* **PROBLEM DETAILS**: Each entry is to be restated word for word, with nothing omitted.

-- Opening Marker --

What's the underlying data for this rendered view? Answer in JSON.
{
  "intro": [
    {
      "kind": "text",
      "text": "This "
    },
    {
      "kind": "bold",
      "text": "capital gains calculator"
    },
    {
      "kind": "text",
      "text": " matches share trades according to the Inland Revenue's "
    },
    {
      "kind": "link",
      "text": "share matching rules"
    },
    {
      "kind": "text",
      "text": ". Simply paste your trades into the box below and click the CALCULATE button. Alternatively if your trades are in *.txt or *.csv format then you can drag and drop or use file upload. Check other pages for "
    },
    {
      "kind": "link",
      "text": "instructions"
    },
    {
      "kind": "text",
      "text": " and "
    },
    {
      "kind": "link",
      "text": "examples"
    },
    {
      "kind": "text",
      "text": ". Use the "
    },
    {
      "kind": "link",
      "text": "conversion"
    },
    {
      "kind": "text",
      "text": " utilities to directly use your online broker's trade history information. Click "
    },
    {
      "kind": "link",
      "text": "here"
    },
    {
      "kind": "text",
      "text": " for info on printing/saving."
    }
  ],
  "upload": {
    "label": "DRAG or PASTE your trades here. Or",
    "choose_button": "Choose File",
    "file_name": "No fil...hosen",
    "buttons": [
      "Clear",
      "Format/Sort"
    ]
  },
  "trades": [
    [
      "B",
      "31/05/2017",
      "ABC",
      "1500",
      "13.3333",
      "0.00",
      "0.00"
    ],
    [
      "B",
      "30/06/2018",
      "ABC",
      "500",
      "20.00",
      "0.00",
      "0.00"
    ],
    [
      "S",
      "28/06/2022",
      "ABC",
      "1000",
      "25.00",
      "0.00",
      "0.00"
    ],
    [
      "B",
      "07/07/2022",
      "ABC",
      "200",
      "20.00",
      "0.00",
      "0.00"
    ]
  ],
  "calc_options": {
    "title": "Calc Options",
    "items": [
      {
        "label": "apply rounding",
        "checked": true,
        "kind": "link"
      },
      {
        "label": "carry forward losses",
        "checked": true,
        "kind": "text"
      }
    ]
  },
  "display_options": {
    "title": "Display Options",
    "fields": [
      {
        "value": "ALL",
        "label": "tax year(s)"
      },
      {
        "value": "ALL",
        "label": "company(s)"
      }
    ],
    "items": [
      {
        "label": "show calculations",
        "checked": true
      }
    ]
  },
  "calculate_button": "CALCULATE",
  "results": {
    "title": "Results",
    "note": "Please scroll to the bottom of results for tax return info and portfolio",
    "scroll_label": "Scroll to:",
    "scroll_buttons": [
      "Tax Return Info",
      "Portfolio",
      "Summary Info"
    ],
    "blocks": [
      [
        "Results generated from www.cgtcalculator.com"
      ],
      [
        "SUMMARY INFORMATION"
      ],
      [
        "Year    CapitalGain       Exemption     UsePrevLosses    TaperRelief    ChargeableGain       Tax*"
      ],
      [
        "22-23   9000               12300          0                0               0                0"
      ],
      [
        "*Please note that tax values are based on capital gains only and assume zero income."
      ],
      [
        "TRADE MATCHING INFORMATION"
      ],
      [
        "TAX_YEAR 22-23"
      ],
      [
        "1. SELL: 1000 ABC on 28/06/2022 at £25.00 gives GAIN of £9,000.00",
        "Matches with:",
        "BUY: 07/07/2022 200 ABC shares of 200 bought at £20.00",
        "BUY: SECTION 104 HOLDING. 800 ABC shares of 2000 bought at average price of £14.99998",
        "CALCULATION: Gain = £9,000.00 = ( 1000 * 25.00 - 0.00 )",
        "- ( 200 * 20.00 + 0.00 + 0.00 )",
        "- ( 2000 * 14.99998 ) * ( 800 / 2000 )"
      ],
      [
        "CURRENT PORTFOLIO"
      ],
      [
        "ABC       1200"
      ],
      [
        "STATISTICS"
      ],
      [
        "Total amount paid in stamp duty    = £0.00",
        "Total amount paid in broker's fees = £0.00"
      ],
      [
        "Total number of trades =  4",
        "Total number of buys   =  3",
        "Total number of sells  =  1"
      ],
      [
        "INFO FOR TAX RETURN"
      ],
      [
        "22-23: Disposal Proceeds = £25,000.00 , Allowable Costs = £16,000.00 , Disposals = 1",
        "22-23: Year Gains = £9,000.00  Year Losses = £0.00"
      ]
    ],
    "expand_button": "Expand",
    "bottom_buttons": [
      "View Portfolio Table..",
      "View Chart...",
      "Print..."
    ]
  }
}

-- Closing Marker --

* **RESPONSE TO THE TASK**:
What's the underlying data for this rendered view? Answer in JSON.
{
  "intro": [
    {
      "kind": "text",
      "text": "This "
    },
    {
      "kind": "bold",
      "text": "capital gains calculator"
    },
    {
      "kind": "text",
      "text": " matches share trades according to the Inland Revenue's "
    },
    {
      "kind": "link",
      "text": "share matching rules"
    },
    {
      "kind": "text",
      "text": ". Simply paste your trades into the box below and click the CALCULATE button. Alternatively if your trades are in *.txt or *.csv format then you can drag and drop or use file upload. Check other pages for "
    },
    {
      "kind": "link",
      "text": "instructions"
    },
    {
      "kind": "text",
      "text": " and "
    },
    {
      "kind": "link",
      "text": "examples"
    },
    {
      "kind": "text",
      "text": ". Use the "
    },
    {
      "kind": "link",
      "text": "conversion"
    },
    {
      "kind": "text",
      "text": " utilities to directly use your online broker's trade history information. Click "
    },
    {
      "kind": "link",
      "text": "here"
    },
    {
      "kind": "text",
      "text": " for info on printing/saving."
    }
  ],
  "upload": {
    "label": "DRAG or PASTE your trades here. Or",
    "choose_button": "Choose File",
    "file_name": "No fil...hosen",
    "buttons": [
      "Clear",
      "Format/Sort"
    ]
  },
  "trades": [
    [
      "B",
      "31/05/2017",
      "ABC",
      "1500",
      "13.3333",
      "0.00",
      "0.00"
    ],
    [
      "B",
      "30/06/2018",
      "ABC",
      "500",
      "20.00",
      "0.00",
      "0.00"
    ],
    [
      "S",
      "28/06/2022",
      "ABC",
      "1000",
      "25.00",
      "0.00",
      "0.00"
    ],
    [
      "B",
      "07/07/2022",
      "ABC",
      "200",
      "20.00",
      "0.00",
      "0.00"
    ]
  ],
  "calc_options": {
    "title": "Calc Options",
    "items": [
      {
        "label": "apply rounding",
        "checked": true,
        "kind": "link"
      },
      {
        "label": "carry forward losses",
        "checked": true,
        "kind": "text"
      }
    ]
  },
  "display_options": {
    "title": "Display Options",
    "fields": [
      {
        "value": "ALL",
        "label": "tax year(s)"
      },
      {
        "value": "ALL",
        "label": "company(s)"
      }
    ],
    "items": [
      {
        "label": "show calculations",
        "checked": true
      }
    ]
  },
  "calculate_button": "CALCULATE",
  "results": {
    "title": "Results",
    "note": "Please scroll to the bottom of results for tax return info and portfolio",
    "scroll_label": "Scroll to:",
    "scroll_buttons": [
      "Tax Return Info",
      "Portfolio",
      "Summary Info"
    ],
    "blocks": [
      [
        "Results generated from www.cgtcalculator.com"
      ],
      [
        "SUMMARY INFORMATION"
      ],
      [
        "Year    CapitalGain       Exemption     UsePrevLosses    TaperRelief    ChargeableGain       Tax*"
      ],
      [
        "22-23   9000               12300          0                0               0                0"
      ],
      [
        "*Please note that tax values are based on capital gains only and assume zero income."
      ],
      [
        "TRADE MATCHING INFORMATION"
      ],
      [
        "TAX_YEAR 22-23"
      ],
      [
        "1. SELL: 1000 ABC on 28/06/2022 at £25.00 gives GAIN of £9,000.00",
        "Matches with:",
        "BUY: 07/07/2022 200 ABC shares of 200 bought at £20.00",
        "BUY: SECTION 104 HOLDING. 800 ABC shares of 2000 bought at average price of £14.99998",
        "CALCULATION: Gain = £9,000.00 = ( 1000 * 25.00 - 0.00 )",
        "- ( 200 * 20.00 + 0.00 + 0.00 )",
        "- ( 2000 * 14.99998 ) * ( 800 / 2000 )"
      ],
      [
        "CURRENT PORTFOLIO"
      ],
      [
        "ABC       1200"
      ],
      [
        "STATISTICS"
      ],
      [
        "Total amount paid in stamp duty    = £0.00",
        "Total amount paid in broker's fees = £0.00"
      ],
      [
        "Total number of trades =  4",
        "Total number of buys   =  3",
        "Total number of sells  =  1"
      ],
      [
        "INFO FOR TAX RETURN"
      ],
      [
        "22-23: Disposal Proceeds = £25,000.00 , Allowable Costs = £16,000.00 , Disposals = 1",
        "22-23: Year Gains = £9,000.00  Year Losses = £0.00"
      ]
    ],
    "expand_button": "Expand",
    "bottom_buttons": [
      "View Portfolio Table..",
      "View Chart...",
      "Print..."
    ]
  }
}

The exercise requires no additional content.